[[ Data, beginning ]]

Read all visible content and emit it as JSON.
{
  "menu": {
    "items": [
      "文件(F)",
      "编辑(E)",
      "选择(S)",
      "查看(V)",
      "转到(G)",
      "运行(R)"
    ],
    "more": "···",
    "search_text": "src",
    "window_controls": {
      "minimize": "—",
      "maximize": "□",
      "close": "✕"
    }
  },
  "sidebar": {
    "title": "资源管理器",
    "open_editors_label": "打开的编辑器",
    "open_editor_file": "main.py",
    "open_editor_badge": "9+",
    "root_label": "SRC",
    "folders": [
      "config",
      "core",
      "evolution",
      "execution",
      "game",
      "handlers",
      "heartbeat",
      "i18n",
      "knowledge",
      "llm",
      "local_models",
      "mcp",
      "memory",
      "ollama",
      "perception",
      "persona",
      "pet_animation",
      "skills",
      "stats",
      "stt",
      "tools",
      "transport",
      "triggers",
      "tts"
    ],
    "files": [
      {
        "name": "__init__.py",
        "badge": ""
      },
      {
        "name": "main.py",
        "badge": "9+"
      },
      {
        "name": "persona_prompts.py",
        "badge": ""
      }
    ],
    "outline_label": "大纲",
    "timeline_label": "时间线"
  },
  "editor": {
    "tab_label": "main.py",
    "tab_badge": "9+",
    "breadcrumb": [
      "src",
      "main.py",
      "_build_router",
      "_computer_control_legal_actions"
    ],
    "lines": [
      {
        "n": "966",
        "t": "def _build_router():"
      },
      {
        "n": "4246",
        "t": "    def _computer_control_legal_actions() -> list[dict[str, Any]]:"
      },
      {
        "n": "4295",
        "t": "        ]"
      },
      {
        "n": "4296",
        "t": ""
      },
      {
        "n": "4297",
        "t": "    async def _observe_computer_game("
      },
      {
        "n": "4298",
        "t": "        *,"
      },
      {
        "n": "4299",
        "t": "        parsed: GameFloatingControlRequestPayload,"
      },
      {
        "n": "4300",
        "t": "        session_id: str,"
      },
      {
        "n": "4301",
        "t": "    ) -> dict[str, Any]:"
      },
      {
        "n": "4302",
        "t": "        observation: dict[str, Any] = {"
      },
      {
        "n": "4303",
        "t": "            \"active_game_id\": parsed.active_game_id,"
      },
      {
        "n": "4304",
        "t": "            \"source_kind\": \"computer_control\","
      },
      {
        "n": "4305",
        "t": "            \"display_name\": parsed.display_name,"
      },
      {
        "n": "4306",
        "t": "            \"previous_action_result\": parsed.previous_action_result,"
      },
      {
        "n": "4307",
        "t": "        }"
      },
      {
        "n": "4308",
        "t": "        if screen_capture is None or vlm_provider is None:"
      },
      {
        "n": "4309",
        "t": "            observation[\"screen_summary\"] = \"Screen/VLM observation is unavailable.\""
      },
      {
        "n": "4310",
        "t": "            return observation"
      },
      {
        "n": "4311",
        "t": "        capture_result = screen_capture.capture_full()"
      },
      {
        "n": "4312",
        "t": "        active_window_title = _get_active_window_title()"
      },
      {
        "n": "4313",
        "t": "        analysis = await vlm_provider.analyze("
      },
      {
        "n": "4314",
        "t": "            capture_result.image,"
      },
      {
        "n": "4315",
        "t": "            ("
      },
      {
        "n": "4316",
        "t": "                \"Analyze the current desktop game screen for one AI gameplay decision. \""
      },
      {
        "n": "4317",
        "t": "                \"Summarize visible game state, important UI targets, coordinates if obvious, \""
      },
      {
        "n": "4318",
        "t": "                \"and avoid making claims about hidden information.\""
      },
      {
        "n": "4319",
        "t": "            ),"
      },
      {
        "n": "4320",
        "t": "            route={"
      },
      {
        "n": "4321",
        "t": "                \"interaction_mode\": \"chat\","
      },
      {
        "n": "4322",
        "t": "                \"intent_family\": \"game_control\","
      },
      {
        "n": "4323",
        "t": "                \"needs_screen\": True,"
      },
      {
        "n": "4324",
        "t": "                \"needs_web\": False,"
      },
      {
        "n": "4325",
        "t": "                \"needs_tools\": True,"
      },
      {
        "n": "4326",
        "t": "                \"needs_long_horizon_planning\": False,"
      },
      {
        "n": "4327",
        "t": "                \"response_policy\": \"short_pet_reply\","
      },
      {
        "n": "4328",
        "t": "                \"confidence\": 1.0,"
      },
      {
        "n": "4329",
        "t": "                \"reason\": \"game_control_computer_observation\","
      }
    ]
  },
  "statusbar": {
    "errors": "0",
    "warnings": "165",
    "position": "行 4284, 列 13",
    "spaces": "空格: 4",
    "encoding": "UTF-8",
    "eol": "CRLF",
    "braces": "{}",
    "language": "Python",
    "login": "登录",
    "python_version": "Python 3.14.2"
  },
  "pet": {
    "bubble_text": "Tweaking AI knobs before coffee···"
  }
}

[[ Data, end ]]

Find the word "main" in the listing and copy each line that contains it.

Exercise response:
    "open_editor_file": "main.py",
        "name": "main.py",
    "tab_label": "main.py",
      "main.py",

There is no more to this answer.